Italian election
A man casts his vote at a polling station in Milan, on 4 March. Reuters

Italy is heading towards a hung parliament after the country went to the polls on Sunday (4 March).

Exit polls suggest that the largest party will be the Five-Star movement, which looks like it will win around 30% of the votes although this is far short of the majority needed to govern.

A Five-Star official said if the polls were correct, the party would be "a pillar of the next government".

Founded in 2009 by comedian Beppe Grillo, it current leader Luigi Di Maio has pledged a universal basic income scheme.

The Democratic Party currently heading the government, was the next largest party,

Headed by Matteo Renzi, who quit as prime minister in 2016, it is part of a centre-left, pro-EU bloc that is vowing to revive the economy.

Next was the right-wing coalition of Forza Italia of the former prime minister Silvio Berlusconi and the anti-immigrant League each were polling at between 12.5% and 15.5% and looked set to get the most seats.

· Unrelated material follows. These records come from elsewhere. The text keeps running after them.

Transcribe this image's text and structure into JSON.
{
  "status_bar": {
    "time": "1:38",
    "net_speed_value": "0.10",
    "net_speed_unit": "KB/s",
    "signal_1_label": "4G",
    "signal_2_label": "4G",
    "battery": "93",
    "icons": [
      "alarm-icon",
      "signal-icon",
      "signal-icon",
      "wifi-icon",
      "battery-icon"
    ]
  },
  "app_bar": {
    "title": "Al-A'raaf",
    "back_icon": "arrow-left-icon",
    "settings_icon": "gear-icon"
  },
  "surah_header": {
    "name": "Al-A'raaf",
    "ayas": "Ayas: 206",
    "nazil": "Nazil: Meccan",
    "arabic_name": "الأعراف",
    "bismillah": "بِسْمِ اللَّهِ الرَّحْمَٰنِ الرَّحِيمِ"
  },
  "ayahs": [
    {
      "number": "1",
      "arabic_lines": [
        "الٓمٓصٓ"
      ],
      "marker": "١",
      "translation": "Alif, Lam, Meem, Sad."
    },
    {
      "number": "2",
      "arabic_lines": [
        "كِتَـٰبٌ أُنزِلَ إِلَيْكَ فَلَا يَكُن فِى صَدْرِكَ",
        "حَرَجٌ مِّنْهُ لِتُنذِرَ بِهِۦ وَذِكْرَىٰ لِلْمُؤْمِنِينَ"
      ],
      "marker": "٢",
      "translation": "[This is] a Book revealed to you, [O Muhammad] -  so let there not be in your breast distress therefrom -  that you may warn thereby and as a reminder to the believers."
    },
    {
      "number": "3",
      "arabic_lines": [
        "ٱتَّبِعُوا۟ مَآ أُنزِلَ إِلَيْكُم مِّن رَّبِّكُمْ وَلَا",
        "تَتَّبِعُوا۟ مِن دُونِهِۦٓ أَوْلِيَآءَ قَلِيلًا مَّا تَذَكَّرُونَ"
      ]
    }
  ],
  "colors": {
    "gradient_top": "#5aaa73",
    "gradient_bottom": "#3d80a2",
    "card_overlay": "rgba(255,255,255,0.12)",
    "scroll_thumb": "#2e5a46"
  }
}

Although Berlusconi, 81, cannot himself hold public office until next year due to a tax fraud conviction, he has backed European Parliament President Antonio Tajani as his choice for leader.

The exit polls by the Piepoli polling agency have a margin of error of around 3% as well as a number of caveats. Seats are allocated by proportional representation as well as first-past-the-post meaning that percentages do not necessarily translate into number of seats.

As Europe's fourth-largest economy, the result will be closely watched in Brussels, concerned at the rise of far-right political factions and a spike in anti-EU sentiment, with the bloc being blamed for Italy's economic woes.

Italy's gross domestic product remains 5.7% lower than pre-crisis levels in 2008 and in 2016, some 18 million people were at risk of poverty, while the country's unemployment rate is 11%, the BBC reported.

Italian election
A woman looks at the list of the parties at a polling station in Rome on 4 March. Reuters